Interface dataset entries

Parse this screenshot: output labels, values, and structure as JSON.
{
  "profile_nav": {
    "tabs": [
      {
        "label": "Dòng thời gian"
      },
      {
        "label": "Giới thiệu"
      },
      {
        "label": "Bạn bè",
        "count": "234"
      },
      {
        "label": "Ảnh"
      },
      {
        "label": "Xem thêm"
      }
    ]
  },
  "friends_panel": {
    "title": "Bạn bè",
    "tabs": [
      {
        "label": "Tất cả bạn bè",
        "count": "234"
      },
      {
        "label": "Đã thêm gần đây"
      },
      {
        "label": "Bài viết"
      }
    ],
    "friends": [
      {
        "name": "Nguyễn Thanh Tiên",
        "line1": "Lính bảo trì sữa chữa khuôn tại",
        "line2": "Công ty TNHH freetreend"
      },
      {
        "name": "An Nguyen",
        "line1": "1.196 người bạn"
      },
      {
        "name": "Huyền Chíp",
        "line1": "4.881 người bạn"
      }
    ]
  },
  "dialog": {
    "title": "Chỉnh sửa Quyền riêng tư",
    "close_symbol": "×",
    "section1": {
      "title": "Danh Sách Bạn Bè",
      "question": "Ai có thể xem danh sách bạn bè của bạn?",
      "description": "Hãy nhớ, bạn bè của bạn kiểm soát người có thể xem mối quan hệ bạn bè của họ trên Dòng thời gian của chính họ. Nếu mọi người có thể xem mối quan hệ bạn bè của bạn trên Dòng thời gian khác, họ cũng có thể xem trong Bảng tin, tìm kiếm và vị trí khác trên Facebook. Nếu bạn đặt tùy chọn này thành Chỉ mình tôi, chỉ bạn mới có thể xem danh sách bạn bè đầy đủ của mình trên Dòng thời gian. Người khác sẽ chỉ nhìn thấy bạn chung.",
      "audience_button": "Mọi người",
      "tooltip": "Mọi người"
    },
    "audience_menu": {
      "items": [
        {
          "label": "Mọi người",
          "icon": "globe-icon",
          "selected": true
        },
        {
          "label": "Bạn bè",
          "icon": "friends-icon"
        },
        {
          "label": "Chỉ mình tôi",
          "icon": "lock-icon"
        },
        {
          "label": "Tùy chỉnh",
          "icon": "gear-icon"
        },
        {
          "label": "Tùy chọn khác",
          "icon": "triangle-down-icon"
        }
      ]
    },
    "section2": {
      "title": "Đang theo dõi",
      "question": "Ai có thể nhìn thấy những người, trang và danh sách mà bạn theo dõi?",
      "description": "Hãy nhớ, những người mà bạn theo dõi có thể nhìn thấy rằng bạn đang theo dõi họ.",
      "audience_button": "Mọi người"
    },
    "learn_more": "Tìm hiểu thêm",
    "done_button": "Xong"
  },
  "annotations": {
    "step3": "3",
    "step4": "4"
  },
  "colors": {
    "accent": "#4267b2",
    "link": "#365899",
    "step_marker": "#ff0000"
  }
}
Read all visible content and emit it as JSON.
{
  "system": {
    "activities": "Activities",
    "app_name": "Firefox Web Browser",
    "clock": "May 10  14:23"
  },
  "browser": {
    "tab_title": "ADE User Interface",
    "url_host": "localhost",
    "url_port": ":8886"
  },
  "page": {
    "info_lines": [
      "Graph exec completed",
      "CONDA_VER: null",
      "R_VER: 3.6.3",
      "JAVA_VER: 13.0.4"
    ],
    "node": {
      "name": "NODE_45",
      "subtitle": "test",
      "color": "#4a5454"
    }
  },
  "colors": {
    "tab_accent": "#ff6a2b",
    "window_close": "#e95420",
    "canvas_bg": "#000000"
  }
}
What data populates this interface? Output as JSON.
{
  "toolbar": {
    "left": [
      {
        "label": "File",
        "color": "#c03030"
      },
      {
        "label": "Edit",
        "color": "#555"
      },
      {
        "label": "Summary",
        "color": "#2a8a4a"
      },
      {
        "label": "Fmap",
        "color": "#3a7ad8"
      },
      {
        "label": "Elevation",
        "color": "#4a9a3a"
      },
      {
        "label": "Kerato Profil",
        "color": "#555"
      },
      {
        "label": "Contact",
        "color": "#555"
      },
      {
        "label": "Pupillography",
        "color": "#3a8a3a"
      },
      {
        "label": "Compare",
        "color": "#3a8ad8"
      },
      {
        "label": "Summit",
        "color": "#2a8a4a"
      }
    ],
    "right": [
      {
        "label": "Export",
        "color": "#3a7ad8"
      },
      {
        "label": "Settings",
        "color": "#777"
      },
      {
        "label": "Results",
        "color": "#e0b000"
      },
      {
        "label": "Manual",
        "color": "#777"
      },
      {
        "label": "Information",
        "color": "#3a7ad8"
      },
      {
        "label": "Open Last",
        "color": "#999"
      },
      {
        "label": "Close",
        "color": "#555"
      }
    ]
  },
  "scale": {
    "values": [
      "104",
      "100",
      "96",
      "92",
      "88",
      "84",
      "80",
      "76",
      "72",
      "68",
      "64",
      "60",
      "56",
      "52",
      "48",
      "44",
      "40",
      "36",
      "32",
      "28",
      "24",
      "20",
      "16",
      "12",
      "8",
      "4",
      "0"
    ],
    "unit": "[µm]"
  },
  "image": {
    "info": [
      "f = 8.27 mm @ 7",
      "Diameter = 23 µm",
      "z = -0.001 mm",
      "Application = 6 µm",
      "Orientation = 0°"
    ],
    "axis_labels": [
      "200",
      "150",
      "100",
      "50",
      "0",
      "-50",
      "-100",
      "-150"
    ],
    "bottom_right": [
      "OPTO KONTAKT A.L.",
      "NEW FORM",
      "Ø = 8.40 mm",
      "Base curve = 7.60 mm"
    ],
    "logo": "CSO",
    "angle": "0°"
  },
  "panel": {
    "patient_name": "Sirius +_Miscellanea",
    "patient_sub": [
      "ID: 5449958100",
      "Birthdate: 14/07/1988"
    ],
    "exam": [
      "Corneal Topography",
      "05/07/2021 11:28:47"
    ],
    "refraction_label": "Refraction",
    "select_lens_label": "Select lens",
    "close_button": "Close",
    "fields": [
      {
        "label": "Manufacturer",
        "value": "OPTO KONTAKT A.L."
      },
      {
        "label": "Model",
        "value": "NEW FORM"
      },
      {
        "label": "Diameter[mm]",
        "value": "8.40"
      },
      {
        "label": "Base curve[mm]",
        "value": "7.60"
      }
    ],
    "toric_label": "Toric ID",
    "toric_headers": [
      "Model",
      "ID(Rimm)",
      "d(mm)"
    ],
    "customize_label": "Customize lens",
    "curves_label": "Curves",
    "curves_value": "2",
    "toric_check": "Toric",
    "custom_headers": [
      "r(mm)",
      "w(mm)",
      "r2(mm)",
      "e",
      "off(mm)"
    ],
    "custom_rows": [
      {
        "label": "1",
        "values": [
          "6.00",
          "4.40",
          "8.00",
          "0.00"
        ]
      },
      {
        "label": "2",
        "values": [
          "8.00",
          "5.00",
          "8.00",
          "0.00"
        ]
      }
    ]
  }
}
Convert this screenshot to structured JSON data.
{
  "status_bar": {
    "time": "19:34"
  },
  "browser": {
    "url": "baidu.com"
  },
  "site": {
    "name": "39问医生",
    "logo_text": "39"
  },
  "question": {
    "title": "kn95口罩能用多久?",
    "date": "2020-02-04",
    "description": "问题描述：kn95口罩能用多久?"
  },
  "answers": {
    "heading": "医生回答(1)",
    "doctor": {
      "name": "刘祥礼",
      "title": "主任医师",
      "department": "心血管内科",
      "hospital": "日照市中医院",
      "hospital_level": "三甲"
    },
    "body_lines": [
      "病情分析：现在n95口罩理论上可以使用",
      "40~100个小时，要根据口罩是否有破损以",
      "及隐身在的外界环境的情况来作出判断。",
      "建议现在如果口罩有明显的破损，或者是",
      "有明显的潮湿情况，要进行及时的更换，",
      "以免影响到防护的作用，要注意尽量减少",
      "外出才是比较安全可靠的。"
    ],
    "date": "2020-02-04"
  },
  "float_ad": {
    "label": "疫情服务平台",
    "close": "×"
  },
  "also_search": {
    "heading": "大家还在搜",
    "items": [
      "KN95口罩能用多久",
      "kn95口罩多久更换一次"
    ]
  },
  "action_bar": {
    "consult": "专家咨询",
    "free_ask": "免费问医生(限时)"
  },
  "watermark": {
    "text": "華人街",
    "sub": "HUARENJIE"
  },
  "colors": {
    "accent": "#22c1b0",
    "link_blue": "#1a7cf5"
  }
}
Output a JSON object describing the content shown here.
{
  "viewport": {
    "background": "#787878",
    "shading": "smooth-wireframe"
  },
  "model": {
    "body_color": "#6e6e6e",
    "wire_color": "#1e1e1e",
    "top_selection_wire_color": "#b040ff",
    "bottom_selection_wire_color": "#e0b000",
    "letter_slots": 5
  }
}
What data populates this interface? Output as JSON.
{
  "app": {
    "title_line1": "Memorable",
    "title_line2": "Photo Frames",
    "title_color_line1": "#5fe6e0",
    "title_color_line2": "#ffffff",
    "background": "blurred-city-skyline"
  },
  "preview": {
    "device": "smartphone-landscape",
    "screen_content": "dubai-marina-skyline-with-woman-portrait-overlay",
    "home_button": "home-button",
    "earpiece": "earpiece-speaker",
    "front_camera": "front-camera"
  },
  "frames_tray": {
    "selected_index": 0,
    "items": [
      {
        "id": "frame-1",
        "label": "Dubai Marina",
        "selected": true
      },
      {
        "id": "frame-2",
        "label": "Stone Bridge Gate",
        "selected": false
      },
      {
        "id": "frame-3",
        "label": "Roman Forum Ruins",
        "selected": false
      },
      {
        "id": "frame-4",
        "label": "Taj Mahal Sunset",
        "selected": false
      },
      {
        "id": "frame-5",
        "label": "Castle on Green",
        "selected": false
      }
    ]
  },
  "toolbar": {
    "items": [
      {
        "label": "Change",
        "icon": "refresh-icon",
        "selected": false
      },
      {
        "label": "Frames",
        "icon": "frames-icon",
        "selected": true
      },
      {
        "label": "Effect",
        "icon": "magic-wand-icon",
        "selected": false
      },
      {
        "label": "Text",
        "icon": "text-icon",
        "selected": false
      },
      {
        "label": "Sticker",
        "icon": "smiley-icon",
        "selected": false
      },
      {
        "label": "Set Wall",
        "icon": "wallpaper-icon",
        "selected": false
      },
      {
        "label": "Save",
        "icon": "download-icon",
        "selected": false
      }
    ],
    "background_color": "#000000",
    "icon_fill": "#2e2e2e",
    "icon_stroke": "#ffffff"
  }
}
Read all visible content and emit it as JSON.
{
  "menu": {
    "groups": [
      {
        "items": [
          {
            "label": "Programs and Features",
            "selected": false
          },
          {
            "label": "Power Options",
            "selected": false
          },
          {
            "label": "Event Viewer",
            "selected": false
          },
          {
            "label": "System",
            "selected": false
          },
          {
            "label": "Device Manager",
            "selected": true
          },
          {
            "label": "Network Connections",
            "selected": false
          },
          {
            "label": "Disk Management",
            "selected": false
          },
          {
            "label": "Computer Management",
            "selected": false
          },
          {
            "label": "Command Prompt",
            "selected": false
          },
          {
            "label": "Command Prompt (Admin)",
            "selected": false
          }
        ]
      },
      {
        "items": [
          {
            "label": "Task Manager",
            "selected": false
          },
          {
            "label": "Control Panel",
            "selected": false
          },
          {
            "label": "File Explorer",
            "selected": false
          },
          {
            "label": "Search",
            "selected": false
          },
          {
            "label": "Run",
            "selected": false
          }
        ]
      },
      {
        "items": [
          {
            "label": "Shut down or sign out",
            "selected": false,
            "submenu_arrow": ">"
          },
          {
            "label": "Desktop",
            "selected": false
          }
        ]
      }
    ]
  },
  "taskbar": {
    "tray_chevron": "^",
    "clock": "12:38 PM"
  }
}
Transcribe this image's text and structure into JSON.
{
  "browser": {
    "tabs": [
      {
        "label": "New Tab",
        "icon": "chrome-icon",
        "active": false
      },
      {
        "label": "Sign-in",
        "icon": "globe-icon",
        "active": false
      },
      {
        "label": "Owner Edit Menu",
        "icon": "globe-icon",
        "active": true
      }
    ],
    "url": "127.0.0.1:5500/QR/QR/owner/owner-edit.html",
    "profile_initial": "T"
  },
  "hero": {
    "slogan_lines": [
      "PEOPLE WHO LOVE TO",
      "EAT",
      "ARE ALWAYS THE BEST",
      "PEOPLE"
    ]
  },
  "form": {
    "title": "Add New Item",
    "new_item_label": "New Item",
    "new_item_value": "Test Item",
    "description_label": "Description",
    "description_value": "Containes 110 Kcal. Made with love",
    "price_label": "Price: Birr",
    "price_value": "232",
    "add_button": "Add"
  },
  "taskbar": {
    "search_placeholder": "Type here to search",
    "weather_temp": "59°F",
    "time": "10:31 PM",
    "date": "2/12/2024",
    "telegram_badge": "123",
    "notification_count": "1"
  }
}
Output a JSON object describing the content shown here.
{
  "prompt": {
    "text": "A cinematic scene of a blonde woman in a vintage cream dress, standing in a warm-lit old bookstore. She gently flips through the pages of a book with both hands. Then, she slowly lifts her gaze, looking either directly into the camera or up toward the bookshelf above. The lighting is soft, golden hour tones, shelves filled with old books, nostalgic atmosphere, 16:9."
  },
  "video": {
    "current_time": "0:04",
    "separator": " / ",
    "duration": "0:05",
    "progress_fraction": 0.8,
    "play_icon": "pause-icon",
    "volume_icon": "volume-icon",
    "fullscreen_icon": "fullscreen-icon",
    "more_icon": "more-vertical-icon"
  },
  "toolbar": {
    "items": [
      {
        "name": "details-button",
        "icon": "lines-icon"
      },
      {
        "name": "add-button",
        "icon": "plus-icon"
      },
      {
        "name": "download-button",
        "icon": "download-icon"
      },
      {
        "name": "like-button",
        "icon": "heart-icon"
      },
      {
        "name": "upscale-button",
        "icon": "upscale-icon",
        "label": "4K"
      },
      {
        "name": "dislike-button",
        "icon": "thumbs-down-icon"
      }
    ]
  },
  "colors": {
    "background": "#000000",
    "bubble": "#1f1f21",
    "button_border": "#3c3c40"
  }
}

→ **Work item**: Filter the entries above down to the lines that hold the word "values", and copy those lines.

→ **Written answer**:
Parse this screenshot: output labels, values, and structure as JSON.
    "values": [
        "values": [
        "values": [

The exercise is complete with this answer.